MMO–and specifically in the case, I am talking about MMORPG-type games–are fading in popularity, across the board. I don’t think they will go away for good but they’ll become much more of a niche market. Like I said, 1.7 million subscribers is a lot…but it’s two orders of magnitude less than the folks that play battle-royale games like PuBG and Fortnite. It’s less than the number of folks who play Minecraft. It’s less than the number of folks who play fucking Candy Crush, for Pete’s sake.
I know Blizzard has and is making tons of money off WoW. I also know they just laid off eight hundred employees worldwide within the last month. So clearly, despite its success, WoW is no longer the financial juggernaut that allows Blizzard to pretty much do as they pleased on the gaming scene.

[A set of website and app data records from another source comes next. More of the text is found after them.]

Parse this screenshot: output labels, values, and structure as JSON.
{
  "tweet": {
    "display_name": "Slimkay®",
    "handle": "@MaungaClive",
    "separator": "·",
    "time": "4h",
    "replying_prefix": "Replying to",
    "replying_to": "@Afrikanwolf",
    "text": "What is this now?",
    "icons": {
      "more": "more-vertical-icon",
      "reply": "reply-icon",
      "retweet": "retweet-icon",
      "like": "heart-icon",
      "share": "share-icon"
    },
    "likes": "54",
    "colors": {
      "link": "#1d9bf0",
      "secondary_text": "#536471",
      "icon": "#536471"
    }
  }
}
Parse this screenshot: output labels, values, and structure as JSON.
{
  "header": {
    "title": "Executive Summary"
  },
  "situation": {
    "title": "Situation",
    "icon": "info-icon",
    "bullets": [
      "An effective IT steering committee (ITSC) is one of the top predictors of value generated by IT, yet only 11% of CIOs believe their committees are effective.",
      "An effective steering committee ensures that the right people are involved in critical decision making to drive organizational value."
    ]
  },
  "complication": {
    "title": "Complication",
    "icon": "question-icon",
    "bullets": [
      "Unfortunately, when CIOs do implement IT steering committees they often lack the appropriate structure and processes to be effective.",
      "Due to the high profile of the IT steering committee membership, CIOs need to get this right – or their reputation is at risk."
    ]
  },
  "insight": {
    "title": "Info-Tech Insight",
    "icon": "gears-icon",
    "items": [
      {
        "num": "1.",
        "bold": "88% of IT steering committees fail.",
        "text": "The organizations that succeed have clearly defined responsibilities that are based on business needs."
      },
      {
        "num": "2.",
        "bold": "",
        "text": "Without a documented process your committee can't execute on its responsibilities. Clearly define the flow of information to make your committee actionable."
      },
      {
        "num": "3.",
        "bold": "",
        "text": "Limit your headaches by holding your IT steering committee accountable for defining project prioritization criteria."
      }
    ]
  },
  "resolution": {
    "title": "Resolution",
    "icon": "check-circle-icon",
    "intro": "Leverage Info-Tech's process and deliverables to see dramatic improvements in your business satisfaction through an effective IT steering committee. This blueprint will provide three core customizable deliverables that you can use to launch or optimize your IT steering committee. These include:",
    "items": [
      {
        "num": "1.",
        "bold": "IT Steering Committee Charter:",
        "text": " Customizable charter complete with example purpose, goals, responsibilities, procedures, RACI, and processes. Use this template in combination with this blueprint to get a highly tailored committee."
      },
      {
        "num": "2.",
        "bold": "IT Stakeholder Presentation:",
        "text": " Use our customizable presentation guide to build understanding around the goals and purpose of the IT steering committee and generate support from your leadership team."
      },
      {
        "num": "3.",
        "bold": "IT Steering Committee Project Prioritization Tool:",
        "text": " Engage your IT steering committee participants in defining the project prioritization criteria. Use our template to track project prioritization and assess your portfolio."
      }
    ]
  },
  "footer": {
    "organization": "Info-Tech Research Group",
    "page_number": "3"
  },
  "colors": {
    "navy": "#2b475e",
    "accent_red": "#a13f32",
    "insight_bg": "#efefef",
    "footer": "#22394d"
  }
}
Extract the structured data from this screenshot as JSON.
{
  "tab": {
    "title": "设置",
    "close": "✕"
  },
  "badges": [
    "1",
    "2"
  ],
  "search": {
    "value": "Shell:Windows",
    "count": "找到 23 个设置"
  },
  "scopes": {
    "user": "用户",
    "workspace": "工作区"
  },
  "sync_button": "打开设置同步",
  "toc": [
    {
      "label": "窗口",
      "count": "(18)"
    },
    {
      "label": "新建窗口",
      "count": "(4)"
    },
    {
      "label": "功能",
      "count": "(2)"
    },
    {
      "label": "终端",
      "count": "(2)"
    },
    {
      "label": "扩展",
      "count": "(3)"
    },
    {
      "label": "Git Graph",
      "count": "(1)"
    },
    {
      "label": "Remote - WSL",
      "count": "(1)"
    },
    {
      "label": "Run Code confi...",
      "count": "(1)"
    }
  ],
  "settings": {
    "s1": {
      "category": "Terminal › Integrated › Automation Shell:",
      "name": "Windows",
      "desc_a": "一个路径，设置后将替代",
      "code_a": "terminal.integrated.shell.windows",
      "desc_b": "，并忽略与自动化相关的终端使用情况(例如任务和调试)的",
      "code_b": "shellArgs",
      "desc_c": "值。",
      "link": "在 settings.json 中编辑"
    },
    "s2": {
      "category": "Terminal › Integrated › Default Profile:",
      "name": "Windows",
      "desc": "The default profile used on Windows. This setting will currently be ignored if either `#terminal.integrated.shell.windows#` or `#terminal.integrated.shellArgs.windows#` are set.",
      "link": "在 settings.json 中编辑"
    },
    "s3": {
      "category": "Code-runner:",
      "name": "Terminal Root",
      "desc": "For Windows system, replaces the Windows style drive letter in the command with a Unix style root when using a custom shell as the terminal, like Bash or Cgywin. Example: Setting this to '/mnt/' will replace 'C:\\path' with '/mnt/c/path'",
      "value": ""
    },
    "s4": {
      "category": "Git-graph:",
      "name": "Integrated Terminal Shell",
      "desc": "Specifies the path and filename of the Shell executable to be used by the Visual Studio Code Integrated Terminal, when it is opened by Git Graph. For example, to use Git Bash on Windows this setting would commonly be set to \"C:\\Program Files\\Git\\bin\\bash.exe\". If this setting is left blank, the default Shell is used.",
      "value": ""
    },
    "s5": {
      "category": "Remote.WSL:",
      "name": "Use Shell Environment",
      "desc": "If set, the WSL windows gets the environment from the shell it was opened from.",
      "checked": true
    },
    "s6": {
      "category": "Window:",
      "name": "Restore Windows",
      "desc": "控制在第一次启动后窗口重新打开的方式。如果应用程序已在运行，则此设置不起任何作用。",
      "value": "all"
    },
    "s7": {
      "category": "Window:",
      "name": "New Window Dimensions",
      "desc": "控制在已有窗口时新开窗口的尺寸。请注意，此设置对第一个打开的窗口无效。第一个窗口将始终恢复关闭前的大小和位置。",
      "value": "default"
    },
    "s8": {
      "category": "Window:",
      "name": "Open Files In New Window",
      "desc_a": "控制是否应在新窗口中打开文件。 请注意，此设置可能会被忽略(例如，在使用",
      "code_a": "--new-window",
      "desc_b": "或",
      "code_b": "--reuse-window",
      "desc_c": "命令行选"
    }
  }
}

Most other MMORPG developers aren’t in much better shape. Most have moved to the business model of microtransactions–that is, providing the base game for free or a nominal charge, then nickel and diming in the game itself, for cosmetic and frills (if you’re lucky) or game content itself (if you aren’t). The old “$15/month subscription and play everything all you want” just doesn’t feel as viable as it used to.
And in a world where someone can toss up a mobile app for under six figures and return millions of dollars, how many developers are going to risk a multi-million dollar budget on a WoW-style game these days? Not many.
What does this have to do with writing?
Well, MMORPGs (RPG’s in general) are home to some of the best examples of world-building I can find in any fantasy medium. Obviously, a game like LOTRO, which is based on Tolkien’s seminal works, is going to have a rich lore foundation. But games like WoW have a rich and developed history. Sure, it is full of fantasy tropes, like a new omniverse-ending threat emerging every ten minutes. But imagine having a lore and a world constructed across multiple games, over two decades, and worked on by dozens of people–and still keeping it generally consistent. That’s impressive and something I believe authors can note, study, and even emulate. I never like turning away from potential sources of inspiration, no matter how tangential.
Or you can think I wrote this long babbling blog post because I was bored and tied together a tenuous thread.
Muse: I vote for option two.
Shut up, you.